Social networking has overtaken e-mail as the most popular Internet activity, according to a new study released by Nielsen.
Active reach in what Nielsen defines as “member communities” now exceeds e-mail participation by 67 percent to 65 percent. What’s more, the reach of social networking and blogging venues is growing at twice the rate of other large drivers of Internet use such as portals, e-mail and search.
Nielsen, which is the parent company of Adweek, concluded that the shift to social activity online would have profound effects on marketers and publishers. For publishers, social networks are eating into time spent with other online activities, according to Nielsen. For advertisers, the phenomenon at this stage represents mostly unfulfilled promise for a deeper

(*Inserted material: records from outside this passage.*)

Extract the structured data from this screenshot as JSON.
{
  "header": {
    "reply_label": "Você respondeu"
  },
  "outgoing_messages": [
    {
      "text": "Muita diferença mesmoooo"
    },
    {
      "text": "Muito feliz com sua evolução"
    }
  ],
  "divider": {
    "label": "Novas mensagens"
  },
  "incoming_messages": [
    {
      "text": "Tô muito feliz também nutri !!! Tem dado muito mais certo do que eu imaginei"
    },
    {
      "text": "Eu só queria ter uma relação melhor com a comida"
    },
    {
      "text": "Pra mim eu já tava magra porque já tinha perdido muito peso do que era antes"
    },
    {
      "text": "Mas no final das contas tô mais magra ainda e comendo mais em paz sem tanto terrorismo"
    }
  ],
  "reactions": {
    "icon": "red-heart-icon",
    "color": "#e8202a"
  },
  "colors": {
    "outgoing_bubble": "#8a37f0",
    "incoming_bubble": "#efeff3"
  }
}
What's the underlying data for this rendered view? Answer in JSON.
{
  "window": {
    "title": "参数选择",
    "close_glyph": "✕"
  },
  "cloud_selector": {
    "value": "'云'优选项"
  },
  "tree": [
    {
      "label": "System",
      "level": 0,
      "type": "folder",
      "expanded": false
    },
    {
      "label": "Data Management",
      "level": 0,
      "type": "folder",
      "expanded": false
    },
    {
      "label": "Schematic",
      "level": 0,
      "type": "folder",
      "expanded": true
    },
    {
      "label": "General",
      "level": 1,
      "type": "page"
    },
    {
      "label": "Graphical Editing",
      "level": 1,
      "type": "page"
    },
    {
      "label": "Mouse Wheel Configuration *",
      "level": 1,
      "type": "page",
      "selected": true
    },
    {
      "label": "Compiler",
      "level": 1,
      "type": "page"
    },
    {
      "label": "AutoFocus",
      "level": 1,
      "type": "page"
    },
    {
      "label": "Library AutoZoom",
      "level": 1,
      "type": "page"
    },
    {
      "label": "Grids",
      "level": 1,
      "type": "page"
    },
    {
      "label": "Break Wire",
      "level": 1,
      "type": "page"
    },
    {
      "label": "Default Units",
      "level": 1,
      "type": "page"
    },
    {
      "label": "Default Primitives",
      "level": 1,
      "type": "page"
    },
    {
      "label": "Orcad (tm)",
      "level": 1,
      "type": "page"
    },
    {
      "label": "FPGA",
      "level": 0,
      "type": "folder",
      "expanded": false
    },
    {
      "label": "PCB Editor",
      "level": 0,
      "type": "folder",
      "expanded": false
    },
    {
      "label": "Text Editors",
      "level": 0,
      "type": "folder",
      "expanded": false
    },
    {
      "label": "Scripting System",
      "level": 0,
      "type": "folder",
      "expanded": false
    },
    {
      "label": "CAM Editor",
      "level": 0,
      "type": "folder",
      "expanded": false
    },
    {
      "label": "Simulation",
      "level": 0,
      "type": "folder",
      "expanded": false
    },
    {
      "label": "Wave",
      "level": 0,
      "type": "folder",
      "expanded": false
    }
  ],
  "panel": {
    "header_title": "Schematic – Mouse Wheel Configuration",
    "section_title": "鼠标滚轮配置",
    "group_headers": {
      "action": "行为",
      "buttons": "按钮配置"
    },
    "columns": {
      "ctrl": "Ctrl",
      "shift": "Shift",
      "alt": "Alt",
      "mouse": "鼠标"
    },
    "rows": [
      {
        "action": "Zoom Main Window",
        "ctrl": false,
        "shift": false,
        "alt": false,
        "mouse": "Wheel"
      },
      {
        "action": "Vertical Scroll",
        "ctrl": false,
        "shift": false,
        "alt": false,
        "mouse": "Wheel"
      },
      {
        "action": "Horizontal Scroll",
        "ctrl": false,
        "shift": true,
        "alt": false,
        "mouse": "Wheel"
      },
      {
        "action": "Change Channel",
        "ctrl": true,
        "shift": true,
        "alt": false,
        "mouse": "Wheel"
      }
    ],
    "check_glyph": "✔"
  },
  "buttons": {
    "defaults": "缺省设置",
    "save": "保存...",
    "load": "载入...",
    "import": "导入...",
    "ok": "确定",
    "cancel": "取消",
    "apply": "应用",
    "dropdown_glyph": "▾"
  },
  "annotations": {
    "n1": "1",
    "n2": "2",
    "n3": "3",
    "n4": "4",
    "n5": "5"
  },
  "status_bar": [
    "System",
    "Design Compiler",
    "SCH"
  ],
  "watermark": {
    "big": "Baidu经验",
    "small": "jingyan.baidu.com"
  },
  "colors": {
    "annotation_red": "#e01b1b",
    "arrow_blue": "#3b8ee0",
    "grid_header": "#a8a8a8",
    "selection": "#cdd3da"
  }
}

connection with consumers who are more difficult to reach in social environments.
The rise of social media coincides with the decline of portals. Social networking appears to be snatching away users’ online time formerly spent with e-mail, traditionally a large draw to portals. Such fragmentation is decreasing portals’ importance to advertisers. In a separate report, top digital shop Razorfish said it’s spending at portals declined from 24 percent in 2006 to 16 percent in 2008.
Nielsen found that two-thirds of the world’s Internet users visited a social networking site in 2008. All told, social media now accounts for almost 10 percent of Internet time. Facebook is leading the pack worldwide, with monthly visits by three out of 10 Internet users in nine global markets, per Nielsen.
he growth in social media is not confined to the U.S. Nielsen charted comparable or higher growth for Australia, Spain, Italy and the United Kingdom.
Yet for now, user growth at social sites is outpacing advertising increases, per Nielsen. This will likely change, Nielsen said, as models shift to value engagement over exposure.
“As the online industry matures and the value of online real estate is increasingly measured by time spent, rather than pages viewed, a significant shift in advertising revenue from ‘traditional’ online media towards social media could be realized — if the successful ad model can be found,” the report stated.
The search for a workable ad model is even more urgent now that social media has broken out of the youth demographic, Nielsen found. For example, Facebook’s greatest growth has come from 35-49 year-olds, and it has added twice as many 50-64 year-olds as those under 18.
Yet advertising and social media to date have mixed like oil and water. Part of that is a function of social media’s communications role — advertising has typically performed poorly in chat and e-mail. The larger challenge for advertising is to move from an interruptive role to joining conversations. That means advertisers need to find ways to add value to users’ experiences, Nielsen found.
“Whatever the successful ad model turns out to be, the messaging will have to be authentic and humble, and built on the principle of two-way conversation — not a push model — that adds value to the consumer,” the report said.
Take a closer look at the study here. (http://blog.nielsen.com/nielsenwire/wp-content/uploads/2009/03/nielsen_globalfaces_mar09.pdf)
In yesterday’s post I focused on the growing perception by some people–especially young ones–that traditional cause-oriented organizations aren’t very agile, and it’s difficult to have much influence in them. So they’re going around established institutions and generating advocacy movements almost spontaneously using tools familiar to them like blogs and social networks: what Clay Shirkey calls “organizing without organizations.”
Most activist want to influence government policy at some level. For years letter-writing campaigns, blizzards of email to legislators and calls have been the tools in their kit. Often these efforts haven’t resulted in much response. Traditional advocacy organizations have adopted in recent years lobbying arms to get face-to-face with officials and use the leverage of their constituency to impress their message on them.
But suppose there was a new model of input in which government officials actually invited citizens to communicate with them and promised to use the submitted thoughts in policy formation? Well, there may be a glimmer of hope with the “change” President-elect Obama promised. The Obama transition team already has the website I mentioned before: Change.gov. Obama’s election was successful in part because they were able to use the community organization power of social networks and other online tools to involve a lot of people. The administration evidently intends to continue that practice into government.
Today former Senator Tom Daschle was nominated to be Secretary of DHSS and Director of the White House Office on Health Reform. At the Change.gov website there is a section for the agenda item: Providing Health Care for All.
There you can fill in a form where you “tell your story” about why health care reform is important to you. And now there’s another place where you can sign up to host a health care reform discussion during the holidays; sort of a MeetUp in your home with a Christmas tree and eggnog.
To me the significance of all this is that these steps–if successful for the new administration–may set a model for more open communication and participation for politicians and agencies at federal, state and local levels. The self-advocacy and direct-to-constituent channels may grow, just as Clay Shirkey predicts.
Agile and aware advocacy organizations have a great opportunity to leverage the organization they already have to have influence through these new online channels. Or…they can just let the new generation of activists go around them.